- In some jurisdictions, attorneys also have the right to make a challenge for cause argument to the judge. This is an argument over whether a juror's particular background or beliefs make them biased and therefore unsuitable for service on the jury.
United States 
In the United States, the process of voir dire is often much more in depth than in other countries and its practical implementation is somewhat controversial because of this. The amount of privacy that the potential jurors are afforded when asked questions raises the issue of the definition of "impartial jury". Some people[who?] question if the intensive questioning of potential jurors looks not just for inherent bias but for a potential to be emotionally swayed. On the other hand, proponents argue that this method gives both sides more confidence in the verdict.
Death qualification 
In the United States, capital cases (cases where the prosecution pursues the death penalty), the jury must often be "death-qualified". A death-qualified jury is one in which all members of the venire that categorically object to capital punishment are removed. This has the effect of ensuring that the jury will be willing to hand down a sentence of death, if they feel the crime warrants it. The United States Supreme Court has ruled that the practice is constitutional. Critics object to death-qualification because empirical evidence has shown that death-qualified jurors are more likely to convict defendants of crimes than are jurors generally.
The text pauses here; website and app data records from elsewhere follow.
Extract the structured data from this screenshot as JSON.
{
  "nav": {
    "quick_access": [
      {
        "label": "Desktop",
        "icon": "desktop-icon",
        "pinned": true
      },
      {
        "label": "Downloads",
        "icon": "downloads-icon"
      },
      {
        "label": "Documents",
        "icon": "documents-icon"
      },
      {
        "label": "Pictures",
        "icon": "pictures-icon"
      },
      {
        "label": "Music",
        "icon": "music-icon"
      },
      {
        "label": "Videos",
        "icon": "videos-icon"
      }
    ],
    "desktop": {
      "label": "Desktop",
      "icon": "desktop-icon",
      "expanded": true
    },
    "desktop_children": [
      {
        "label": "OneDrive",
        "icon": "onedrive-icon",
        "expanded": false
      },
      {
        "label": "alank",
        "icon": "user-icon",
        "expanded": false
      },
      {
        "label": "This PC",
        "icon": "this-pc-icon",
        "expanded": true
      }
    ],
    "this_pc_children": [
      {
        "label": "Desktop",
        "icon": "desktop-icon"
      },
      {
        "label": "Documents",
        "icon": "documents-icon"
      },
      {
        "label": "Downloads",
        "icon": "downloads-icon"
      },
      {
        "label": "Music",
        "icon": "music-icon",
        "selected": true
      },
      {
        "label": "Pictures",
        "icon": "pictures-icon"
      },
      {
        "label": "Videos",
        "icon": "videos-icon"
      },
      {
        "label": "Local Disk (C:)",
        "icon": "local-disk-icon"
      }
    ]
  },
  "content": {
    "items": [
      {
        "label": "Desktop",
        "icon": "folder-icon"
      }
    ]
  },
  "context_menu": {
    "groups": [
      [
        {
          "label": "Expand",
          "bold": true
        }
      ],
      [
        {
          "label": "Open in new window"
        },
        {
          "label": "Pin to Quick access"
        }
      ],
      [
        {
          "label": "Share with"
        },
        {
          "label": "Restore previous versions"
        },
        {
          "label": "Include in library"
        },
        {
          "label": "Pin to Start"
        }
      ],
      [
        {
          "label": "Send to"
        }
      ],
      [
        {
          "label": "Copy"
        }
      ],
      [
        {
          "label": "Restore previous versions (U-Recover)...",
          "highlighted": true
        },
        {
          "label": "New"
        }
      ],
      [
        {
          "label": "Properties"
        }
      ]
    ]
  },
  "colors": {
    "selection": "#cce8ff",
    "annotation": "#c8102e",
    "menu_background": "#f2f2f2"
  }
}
Assistance of experts 
In the 1970s and 1980s in the United States, scientific jury selection — the use of expert assistance to more effectively use peremptory challenges — became more common. The practice has proven controversial because of fears that it gives lawyers the ability to "fix" the jury and enhances the distorting effect of money. That said, research indicates that the effect of the practice is modest at best.
Currently, the more generic jury consulting or jury research is increasingly more common as attorneys trying high-stakes cases demand assistance through all parts of the trial process. The still more generic field of trial consulting also contains a myriad of other tools and techniques not directly related to juries.
See also 
Further reading 
- Abramson, Jeffrey B., "We, the jury: the jury system and the ideal of democracy", Harvard University Press, 2000. ISBN 0-674-00430-2
- Fukurai, Hiroshi (1996), "Race, social class, and jury participation: New dimensions for evaluating discrimination in jury service and jury selection", Journal of Criminal Justice 24 (1): 71–88, doi:10.1016/0047-2352(95)00053-4.
- Brian L. Cutler, Gary Moran and Douglas J. Narby (June 1992), "Jury selection in insanity defense cases", Journal of Research in Personality (Journal of Research in Personality) 26 (2): 165–182, doi:10.1016/0092-6566(92)90052-6
- Fahringer, Herald Price (1993-1994), Mirror, Mirror on the Wall ...: Body Language, Intuition, and the Art of Jury Selection 17, Am. J. Trial Advoc., p. 197
- The Law: Women, Gimps, Blacks, Hippies Need Not Apply, Time, June 4, 1973
- Samuel Gross (1996), The Risks of Death: Why Erroneous Convictions Are Common in Capital Cases, 44 Buffalo L. Rev. 469, 494.
- Diamond, Shari Seidman (1989-1990), Scientific Jury Selection: What Social Scientists Know and Do Not Know 73, Judicature, p. 178